## AIM OF THE EXERCISE
Every line in the material below that includes "date" should be copied.

## RECORDS SUPPLIED
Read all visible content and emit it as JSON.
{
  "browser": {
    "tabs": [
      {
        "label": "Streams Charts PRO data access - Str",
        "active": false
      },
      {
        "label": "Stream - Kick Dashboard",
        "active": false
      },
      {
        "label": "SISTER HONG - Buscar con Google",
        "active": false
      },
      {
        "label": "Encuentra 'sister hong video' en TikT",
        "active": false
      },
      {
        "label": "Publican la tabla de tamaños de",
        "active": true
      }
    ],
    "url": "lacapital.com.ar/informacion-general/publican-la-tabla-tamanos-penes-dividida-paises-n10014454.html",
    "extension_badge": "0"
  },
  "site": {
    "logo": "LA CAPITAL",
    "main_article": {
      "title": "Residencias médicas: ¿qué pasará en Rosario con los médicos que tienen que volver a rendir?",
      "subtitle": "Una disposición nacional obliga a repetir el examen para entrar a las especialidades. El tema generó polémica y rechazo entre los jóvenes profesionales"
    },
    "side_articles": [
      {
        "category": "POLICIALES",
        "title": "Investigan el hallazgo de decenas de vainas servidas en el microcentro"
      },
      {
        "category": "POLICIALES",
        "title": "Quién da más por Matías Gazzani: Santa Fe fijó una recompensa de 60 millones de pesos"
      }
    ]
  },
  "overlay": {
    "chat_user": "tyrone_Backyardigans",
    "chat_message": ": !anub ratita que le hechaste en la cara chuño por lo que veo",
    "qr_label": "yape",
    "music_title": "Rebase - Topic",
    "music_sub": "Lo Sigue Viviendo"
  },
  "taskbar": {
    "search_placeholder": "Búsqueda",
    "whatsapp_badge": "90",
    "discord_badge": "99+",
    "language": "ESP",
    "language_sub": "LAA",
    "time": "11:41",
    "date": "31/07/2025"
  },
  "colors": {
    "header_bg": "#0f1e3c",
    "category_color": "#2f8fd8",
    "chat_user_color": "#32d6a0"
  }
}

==

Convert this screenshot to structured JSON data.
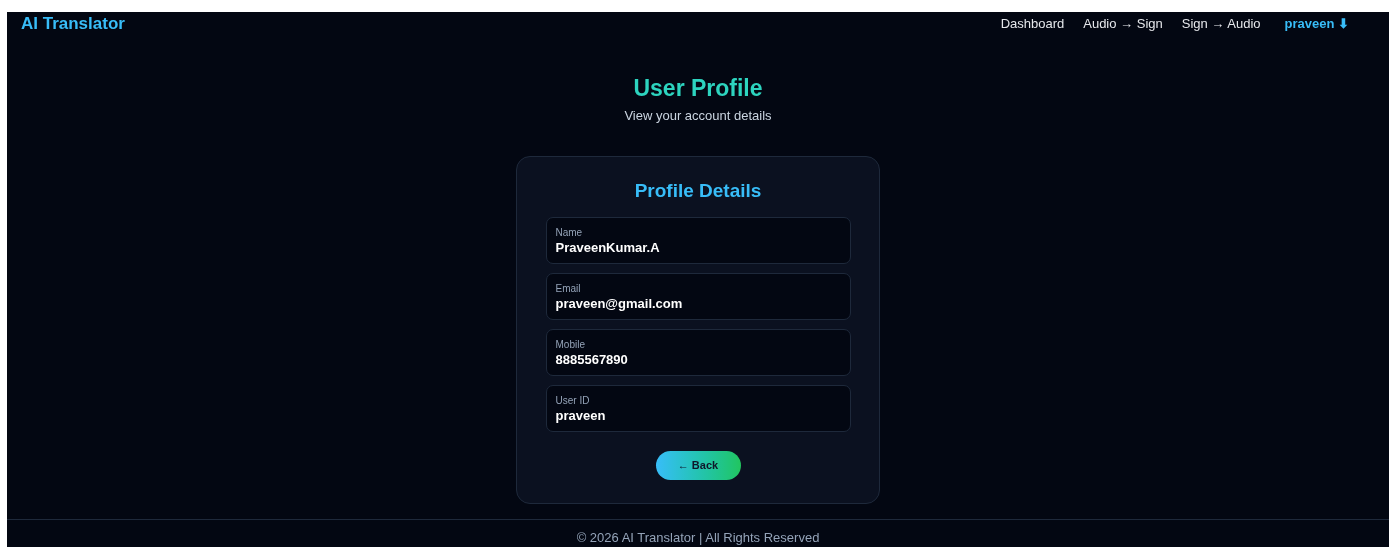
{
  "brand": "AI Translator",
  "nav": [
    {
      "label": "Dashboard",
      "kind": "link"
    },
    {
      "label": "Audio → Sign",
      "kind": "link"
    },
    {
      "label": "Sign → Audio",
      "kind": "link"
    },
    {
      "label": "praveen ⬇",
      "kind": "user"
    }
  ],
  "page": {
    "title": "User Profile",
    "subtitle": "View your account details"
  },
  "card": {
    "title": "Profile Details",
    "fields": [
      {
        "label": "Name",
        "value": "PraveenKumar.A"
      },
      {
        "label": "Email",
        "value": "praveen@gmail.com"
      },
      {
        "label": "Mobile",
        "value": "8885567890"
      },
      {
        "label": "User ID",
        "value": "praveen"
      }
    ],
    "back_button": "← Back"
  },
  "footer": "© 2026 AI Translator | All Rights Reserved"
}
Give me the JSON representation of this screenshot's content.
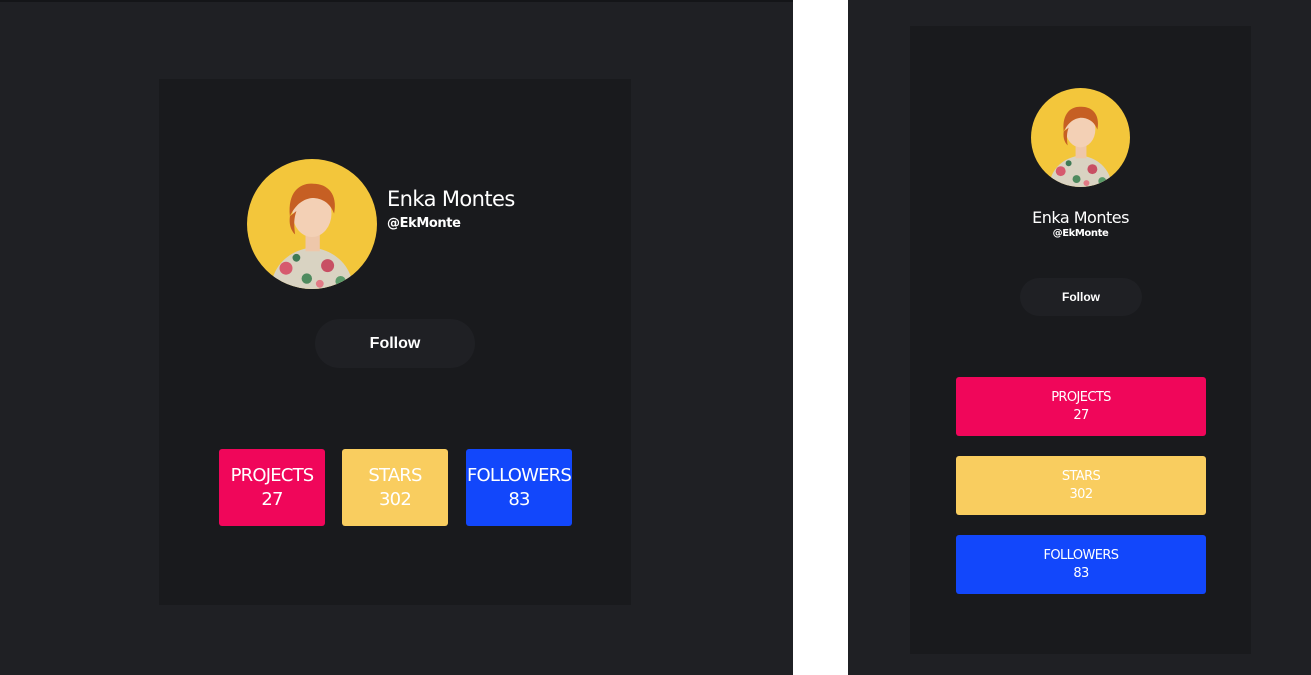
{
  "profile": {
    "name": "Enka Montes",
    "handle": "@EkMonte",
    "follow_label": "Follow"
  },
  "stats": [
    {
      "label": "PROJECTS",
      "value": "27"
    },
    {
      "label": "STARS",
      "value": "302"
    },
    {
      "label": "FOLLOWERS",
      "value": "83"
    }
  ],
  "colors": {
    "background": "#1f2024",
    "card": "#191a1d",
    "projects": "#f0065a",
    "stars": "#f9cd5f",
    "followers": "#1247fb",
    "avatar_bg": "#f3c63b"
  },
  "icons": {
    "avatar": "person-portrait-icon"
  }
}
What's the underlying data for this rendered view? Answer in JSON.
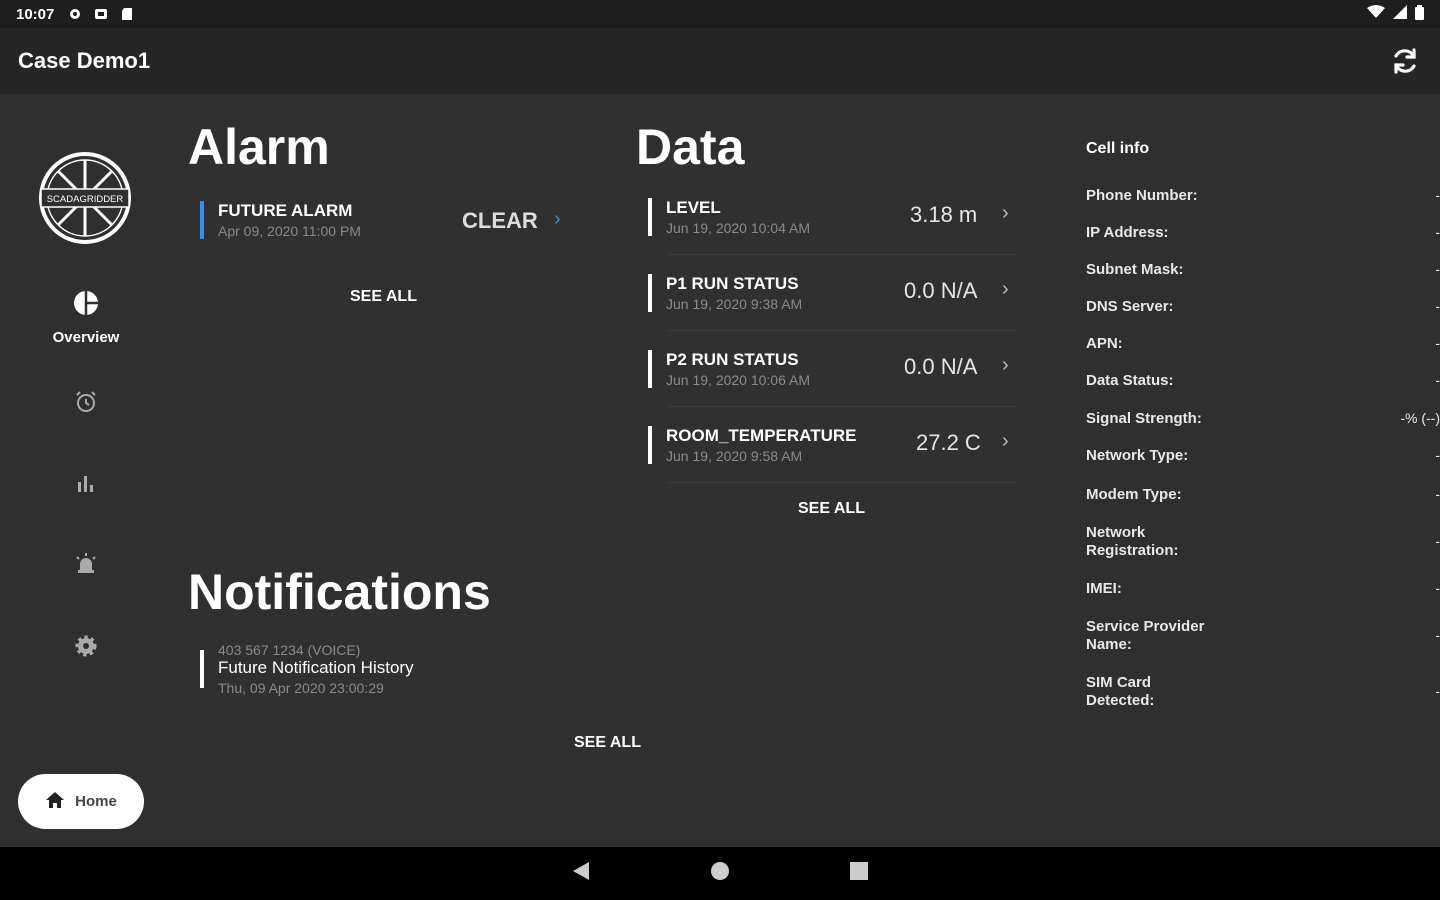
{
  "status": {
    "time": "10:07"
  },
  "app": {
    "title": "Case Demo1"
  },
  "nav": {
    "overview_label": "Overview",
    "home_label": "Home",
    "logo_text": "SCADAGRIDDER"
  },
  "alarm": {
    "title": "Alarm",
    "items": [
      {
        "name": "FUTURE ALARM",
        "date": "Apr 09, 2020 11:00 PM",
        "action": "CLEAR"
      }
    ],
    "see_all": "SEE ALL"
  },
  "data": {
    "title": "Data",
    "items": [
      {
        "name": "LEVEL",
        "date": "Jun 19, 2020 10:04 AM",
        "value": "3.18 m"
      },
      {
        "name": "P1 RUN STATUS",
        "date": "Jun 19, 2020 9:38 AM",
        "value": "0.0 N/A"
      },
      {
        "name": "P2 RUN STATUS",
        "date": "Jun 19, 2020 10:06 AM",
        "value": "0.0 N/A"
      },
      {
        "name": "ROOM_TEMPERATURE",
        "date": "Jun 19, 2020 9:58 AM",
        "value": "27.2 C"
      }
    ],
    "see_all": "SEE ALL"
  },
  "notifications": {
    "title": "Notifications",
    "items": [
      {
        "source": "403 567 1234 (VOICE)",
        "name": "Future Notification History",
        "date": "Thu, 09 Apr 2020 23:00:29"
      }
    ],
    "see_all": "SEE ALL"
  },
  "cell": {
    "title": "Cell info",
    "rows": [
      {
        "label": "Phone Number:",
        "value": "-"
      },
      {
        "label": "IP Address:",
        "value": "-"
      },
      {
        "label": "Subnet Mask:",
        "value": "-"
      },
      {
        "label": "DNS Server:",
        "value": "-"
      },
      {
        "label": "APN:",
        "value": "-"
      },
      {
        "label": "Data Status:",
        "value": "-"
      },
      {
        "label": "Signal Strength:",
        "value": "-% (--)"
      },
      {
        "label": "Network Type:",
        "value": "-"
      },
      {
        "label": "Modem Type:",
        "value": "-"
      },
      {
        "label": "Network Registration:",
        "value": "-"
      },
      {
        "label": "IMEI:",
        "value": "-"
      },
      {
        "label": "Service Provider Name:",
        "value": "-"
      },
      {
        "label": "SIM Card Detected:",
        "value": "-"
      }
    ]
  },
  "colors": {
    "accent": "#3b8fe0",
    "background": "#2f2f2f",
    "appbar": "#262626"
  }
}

## RESPONSE TO THIS TASK
    "date": "31/07/2025"
        "date": "Apr 09, 2020 11:00 PM",
        "date": "Jun 19, 2020 10:04 AM",
        "date": "Jun 19, 2020 9:38 AM",
        "date": "Jun 19, 2020 10:06 AM",
        "date": "Jun 19, 2020 9:58 AM",
        "date": "Thu, 09 Apr 2020 23:00:29"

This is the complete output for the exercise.